##### Task inputs #####
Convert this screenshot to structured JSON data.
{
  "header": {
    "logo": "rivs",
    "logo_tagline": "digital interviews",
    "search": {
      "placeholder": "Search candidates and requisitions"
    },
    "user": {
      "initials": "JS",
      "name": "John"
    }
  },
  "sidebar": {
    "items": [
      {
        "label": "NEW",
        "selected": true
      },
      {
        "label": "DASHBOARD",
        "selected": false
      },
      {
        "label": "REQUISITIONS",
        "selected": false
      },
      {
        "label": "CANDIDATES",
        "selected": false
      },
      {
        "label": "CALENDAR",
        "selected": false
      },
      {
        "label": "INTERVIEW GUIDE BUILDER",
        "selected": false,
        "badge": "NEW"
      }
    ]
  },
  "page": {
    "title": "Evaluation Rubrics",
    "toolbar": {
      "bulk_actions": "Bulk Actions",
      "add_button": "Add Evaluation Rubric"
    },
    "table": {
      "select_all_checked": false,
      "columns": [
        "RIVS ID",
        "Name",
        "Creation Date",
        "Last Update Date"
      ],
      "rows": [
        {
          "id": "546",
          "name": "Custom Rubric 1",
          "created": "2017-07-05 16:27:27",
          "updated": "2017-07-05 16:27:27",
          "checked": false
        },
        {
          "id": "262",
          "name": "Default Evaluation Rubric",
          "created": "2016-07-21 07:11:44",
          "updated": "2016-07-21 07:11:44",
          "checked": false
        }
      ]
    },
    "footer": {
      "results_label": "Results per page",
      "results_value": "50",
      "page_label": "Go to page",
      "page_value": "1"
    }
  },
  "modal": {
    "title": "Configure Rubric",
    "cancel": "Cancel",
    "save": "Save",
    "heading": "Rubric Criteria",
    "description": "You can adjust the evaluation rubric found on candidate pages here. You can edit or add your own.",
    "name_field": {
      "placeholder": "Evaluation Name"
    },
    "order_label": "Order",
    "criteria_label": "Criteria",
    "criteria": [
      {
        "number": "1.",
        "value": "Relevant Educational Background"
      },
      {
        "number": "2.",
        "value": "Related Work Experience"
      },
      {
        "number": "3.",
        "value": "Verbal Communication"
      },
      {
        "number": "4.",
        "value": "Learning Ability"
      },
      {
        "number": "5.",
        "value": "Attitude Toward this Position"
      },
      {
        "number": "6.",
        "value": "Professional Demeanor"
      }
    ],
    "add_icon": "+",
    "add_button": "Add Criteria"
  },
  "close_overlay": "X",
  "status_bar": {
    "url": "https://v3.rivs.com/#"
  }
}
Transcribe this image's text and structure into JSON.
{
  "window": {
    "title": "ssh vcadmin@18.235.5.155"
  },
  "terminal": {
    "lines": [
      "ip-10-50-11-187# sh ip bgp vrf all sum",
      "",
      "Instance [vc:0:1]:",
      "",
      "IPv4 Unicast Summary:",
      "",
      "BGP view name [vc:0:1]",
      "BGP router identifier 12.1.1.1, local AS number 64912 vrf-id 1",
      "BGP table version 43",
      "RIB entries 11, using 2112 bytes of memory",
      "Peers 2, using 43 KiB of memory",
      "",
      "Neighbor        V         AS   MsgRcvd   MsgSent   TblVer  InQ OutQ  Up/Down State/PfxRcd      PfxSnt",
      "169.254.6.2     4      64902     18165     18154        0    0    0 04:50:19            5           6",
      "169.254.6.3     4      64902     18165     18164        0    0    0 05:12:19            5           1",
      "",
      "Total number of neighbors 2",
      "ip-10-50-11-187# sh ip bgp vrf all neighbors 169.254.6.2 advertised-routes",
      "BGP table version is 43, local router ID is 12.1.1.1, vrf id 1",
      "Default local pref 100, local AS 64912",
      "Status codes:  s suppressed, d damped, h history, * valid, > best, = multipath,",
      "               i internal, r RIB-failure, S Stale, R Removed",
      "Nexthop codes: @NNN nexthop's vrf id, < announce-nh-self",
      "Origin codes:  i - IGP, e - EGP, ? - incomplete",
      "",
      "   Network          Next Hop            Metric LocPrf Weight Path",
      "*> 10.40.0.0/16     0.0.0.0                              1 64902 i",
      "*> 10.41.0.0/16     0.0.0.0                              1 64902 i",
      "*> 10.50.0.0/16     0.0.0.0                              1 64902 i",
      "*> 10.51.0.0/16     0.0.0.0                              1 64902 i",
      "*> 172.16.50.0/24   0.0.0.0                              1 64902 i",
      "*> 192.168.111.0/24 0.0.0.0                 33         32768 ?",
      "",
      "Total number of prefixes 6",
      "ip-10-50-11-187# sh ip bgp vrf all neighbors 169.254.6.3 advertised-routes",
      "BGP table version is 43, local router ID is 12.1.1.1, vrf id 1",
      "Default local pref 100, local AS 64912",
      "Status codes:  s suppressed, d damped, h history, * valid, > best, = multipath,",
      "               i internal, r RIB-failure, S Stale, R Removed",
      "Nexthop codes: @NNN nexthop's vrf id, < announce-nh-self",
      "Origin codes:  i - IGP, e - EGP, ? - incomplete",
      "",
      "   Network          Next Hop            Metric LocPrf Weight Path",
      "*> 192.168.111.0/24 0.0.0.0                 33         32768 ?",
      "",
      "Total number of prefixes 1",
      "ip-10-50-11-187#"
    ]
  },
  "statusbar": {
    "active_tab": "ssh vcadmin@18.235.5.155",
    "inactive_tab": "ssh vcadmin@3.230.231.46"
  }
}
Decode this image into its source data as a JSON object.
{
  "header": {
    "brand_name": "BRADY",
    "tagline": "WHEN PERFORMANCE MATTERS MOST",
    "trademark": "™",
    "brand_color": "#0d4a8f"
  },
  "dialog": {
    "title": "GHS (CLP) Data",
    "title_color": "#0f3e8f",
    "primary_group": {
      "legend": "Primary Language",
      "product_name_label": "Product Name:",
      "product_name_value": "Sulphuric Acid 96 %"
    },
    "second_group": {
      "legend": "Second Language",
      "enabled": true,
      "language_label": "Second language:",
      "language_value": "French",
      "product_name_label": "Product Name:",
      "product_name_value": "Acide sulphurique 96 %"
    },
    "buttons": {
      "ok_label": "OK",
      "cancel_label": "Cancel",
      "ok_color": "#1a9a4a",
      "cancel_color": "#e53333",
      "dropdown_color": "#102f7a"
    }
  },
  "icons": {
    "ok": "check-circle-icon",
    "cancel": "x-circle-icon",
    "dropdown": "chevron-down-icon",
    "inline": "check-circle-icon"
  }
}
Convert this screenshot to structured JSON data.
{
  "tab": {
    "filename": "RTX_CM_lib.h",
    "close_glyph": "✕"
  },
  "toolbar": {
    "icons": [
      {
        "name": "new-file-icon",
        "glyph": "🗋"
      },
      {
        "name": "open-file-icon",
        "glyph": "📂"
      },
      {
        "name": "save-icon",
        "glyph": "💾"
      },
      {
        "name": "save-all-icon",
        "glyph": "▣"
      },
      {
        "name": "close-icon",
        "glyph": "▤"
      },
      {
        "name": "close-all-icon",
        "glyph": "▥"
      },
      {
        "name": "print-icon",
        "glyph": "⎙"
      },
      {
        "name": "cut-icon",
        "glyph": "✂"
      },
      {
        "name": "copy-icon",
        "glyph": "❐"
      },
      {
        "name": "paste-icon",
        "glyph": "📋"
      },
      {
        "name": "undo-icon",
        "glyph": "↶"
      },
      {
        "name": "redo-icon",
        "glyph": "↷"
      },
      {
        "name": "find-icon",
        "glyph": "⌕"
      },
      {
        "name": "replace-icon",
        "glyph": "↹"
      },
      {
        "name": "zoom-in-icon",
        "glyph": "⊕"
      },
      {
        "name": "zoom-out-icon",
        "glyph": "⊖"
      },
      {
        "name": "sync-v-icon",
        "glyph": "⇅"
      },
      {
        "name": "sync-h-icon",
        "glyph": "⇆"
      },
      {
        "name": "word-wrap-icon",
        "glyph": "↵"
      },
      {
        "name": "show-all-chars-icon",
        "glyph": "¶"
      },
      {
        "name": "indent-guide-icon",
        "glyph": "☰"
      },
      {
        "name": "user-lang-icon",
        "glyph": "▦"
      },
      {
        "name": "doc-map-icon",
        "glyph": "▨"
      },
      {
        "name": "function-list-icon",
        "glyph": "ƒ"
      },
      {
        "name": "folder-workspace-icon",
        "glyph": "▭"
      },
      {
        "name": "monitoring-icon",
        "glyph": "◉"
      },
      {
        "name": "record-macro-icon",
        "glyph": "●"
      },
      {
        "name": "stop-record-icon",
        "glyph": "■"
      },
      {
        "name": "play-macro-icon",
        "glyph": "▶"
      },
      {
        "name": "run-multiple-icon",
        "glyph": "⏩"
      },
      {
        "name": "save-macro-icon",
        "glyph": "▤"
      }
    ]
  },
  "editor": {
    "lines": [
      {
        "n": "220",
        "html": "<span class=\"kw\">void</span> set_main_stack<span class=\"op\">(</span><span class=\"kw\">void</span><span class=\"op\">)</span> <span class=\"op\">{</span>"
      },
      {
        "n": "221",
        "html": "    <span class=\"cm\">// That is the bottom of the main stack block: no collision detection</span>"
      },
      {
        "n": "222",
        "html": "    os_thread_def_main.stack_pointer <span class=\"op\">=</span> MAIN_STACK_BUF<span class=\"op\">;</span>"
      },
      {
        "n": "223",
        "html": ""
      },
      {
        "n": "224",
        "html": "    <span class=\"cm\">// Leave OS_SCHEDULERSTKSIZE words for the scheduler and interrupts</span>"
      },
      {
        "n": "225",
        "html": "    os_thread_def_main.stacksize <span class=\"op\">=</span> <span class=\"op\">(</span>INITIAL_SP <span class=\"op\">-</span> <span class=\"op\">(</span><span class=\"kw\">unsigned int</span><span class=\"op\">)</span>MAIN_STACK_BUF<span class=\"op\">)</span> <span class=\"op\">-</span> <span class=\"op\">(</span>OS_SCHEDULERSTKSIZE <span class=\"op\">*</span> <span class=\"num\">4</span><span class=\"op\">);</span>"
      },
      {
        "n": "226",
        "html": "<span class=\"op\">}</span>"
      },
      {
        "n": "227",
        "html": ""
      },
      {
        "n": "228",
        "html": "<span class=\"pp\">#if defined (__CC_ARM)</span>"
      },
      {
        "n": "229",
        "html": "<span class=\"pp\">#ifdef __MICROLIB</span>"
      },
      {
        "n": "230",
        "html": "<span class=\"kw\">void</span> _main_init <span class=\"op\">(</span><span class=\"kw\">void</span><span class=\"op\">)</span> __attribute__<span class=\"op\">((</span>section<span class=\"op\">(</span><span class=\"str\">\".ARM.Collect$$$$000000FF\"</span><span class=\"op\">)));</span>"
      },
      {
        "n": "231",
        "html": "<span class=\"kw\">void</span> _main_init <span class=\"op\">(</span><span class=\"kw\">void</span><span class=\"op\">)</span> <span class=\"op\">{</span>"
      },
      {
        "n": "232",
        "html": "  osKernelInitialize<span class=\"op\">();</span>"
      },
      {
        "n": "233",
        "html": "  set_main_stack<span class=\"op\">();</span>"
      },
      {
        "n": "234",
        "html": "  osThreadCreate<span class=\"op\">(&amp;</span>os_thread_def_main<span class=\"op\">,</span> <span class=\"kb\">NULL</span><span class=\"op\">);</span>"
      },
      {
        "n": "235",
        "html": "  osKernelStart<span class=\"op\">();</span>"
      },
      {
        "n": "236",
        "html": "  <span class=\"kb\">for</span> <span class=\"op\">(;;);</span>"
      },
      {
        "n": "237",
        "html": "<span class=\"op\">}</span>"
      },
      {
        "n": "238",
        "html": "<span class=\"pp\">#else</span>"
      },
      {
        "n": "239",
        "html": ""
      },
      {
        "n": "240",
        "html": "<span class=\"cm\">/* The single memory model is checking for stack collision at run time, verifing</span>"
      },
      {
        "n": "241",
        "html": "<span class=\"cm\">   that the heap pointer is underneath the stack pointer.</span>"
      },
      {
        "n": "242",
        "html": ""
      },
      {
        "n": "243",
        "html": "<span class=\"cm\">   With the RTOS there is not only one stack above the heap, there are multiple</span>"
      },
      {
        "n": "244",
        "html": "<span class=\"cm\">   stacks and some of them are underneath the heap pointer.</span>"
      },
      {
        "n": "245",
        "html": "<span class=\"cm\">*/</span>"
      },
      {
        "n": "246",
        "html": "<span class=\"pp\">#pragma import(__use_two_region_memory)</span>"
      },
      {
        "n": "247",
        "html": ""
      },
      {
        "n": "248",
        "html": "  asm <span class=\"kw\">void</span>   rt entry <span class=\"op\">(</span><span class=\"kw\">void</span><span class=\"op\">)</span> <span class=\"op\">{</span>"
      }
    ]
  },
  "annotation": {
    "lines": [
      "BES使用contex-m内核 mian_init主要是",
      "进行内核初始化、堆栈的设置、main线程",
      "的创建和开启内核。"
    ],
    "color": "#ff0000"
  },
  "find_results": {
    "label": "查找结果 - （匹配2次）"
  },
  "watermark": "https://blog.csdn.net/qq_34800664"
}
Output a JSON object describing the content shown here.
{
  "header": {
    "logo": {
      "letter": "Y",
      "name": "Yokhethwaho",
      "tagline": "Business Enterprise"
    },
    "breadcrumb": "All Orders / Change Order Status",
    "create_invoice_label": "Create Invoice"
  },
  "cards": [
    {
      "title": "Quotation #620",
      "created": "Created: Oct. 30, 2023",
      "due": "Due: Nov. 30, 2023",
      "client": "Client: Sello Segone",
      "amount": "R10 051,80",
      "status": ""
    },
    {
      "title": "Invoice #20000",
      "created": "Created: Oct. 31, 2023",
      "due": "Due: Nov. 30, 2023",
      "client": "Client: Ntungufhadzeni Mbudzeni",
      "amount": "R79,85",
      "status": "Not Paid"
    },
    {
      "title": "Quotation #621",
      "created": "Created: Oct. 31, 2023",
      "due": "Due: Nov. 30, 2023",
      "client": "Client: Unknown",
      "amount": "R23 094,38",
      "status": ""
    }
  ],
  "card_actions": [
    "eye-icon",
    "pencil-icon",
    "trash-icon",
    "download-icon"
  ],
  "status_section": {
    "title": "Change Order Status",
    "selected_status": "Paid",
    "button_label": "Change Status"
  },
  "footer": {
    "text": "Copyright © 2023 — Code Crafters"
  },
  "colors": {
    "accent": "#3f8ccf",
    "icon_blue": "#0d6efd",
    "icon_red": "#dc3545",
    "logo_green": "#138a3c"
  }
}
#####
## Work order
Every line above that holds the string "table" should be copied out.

## Output below
    "table": {
      "BGP table version 43",
      "BGP table version is 43, local router ID is 12.1.1.1, vrf id 1",
      "BGP table version is 43, local router ID is 12.1.1.1, vrf id 1",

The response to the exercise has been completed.